Mr Nicol has taken the college to an employment tribunal claiming he was discriminated against when he was demoted from senior lecturer to lecturer.
The tribunal heard Mr Nicol, a lecturer at the college for 26 years, was accused of "wilfully disregarding his duties" after he was timetabled to take a group of hospitality students but was found to be dealing with other duties instead.
He was disciplined and demoted from his pound;30,000-a-year post as senior lecturer to lecturer, which meant he earned pound;3,000 a year less. The demotion will also affect his future pension entitlement.
The tribunal heard that at the start of the new academic year, 38 students were registered in the class and this was considered too large. So it was split into two groups, with Mr Nicol taking one for a Friday communications studies class.
But later, Mr Nicol was discovered sitting in a class on his own without students, something he had been doing for several weeks.
Lorna Smith, core curriculum manager at the college and Mr Nicol's line manager, found out the class had never been split as the numbers had dwindled to between 11 and 17 students. There had never been as many as 38.
She then submitted a report to the college's director of human resources recommending that Mr Nicol had committed gross misconduct by not following a direct instruction. "He had made wasteful use of college resources and had made a decision without informing myself which was conflicting with a management instruction," Miss Smith said.
She described her working relationship with Mr Nicol as professional but "tense and difficult".
Miss Smith said she did not trust him enough to prepare timetables as he did not look critically at class numbers and resources. She agreed it was a possibility he felt teaching was compromised when there were too many students in one class.
She also felt he was unsupportive of his staff when a new five core skill initiative was introduced, designed to ensure the employability of all students. At a meeting she said: "He presented me with 27 negative points as to why this initiative would not work and was educationally unsound."

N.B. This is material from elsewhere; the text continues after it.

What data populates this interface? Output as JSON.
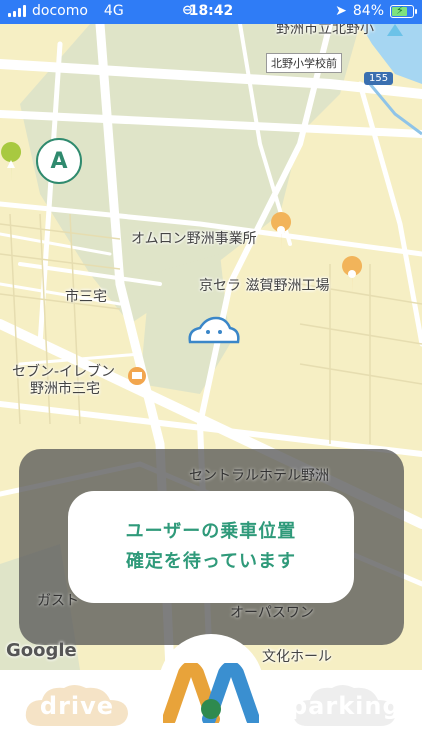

The tribunal heard earlier industrial relations were not good at the college. But Miss Smith told the tribunal they had always been very good. She was aware of Mr Nicol's union involvement and had previously granted him time off to deal with his EIS duties.
The tribunal's decision will be announced later.